§ WHAT IS NEEDED
Pick out each line of the records in which the word "icon" appears.

* * *

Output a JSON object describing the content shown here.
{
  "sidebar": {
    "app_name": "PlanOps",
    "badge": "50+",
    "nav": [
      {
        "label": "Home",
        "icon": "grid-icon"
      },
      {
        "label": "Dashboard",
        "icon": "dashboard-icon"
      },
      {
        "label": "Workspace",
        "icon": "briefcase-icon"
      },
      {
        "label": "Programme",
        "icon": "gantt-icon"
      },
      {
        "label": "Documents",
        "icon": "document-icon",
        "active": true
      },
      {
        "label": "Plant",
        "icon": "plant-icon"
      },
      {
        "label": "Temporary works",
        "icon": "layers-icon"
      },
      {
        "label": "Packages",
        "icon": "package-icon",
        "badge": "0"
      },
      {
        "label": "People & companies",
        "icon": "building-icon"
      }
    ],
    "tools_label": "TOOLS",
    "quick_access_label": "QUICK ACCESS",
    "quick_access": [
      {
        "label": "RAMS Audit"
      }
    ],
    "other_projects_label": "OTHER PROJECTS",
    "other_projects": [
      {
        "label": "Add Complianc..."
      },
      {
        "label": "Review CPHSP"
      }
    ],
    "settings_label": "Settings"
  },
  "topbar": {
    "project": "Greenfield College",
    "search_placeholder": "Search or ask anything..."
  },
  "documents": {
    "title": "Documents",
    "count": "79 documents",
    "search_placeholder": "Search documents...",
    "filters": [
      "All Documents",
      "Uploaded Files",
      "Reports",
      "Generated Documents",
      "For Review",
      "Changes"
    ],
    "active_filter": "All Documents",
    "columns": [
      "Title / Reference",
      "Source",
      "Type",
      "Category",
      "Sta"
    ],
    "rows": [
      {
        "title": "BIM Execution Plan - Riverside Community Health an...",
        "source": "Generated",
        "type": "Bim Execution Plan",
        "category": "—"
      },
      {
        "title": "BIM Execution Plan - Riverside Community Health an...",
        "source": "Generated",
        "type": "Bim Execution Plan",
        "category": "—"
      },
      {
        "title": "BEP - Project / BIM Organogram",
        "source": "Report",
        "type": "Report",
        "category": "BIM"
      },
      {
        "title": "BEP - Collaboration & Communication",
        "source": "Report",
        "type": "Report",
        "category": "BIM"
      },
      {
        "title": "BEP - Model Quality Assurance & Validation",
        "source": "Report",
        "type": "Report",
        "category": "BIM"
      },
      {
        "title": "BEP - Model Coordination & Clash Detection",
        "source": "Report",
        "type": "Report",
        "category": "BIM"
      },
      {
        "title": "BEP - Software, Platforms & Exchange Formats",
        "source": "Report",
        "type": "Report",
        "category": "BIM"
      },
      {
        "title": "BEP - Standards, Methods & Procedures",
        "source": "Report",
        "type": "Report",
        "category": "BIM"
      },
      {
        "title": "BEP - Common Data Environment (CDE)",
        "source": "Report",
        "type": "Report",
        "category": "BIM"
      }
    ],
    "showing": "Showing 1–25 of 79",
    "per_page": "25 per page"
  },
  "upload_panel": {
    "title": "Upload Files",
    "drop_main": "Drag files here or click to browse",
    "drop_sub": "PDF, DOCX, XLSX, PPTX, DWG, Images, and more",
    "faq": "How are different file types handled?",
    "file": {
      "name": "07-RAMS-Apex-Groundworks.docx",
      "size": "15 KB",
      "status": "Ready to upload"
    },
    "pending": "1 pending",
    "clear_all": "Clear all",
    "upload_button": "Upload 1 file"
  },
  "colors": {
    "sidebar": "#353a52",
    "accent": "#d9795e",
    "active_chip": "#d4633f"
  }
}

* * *

§ EXERCISE ANSWER
        "icon": "grid-icon"
        "icon": "dashboard-icon"
        "icon": "briefcase-icon"
        "icon": "gantt-icon"
        "icon": "document-icon",
        "icon": "plant-icon"
        "icon": "layers-icon"
        "icon": "package-icon",
        "icon": "building-icon"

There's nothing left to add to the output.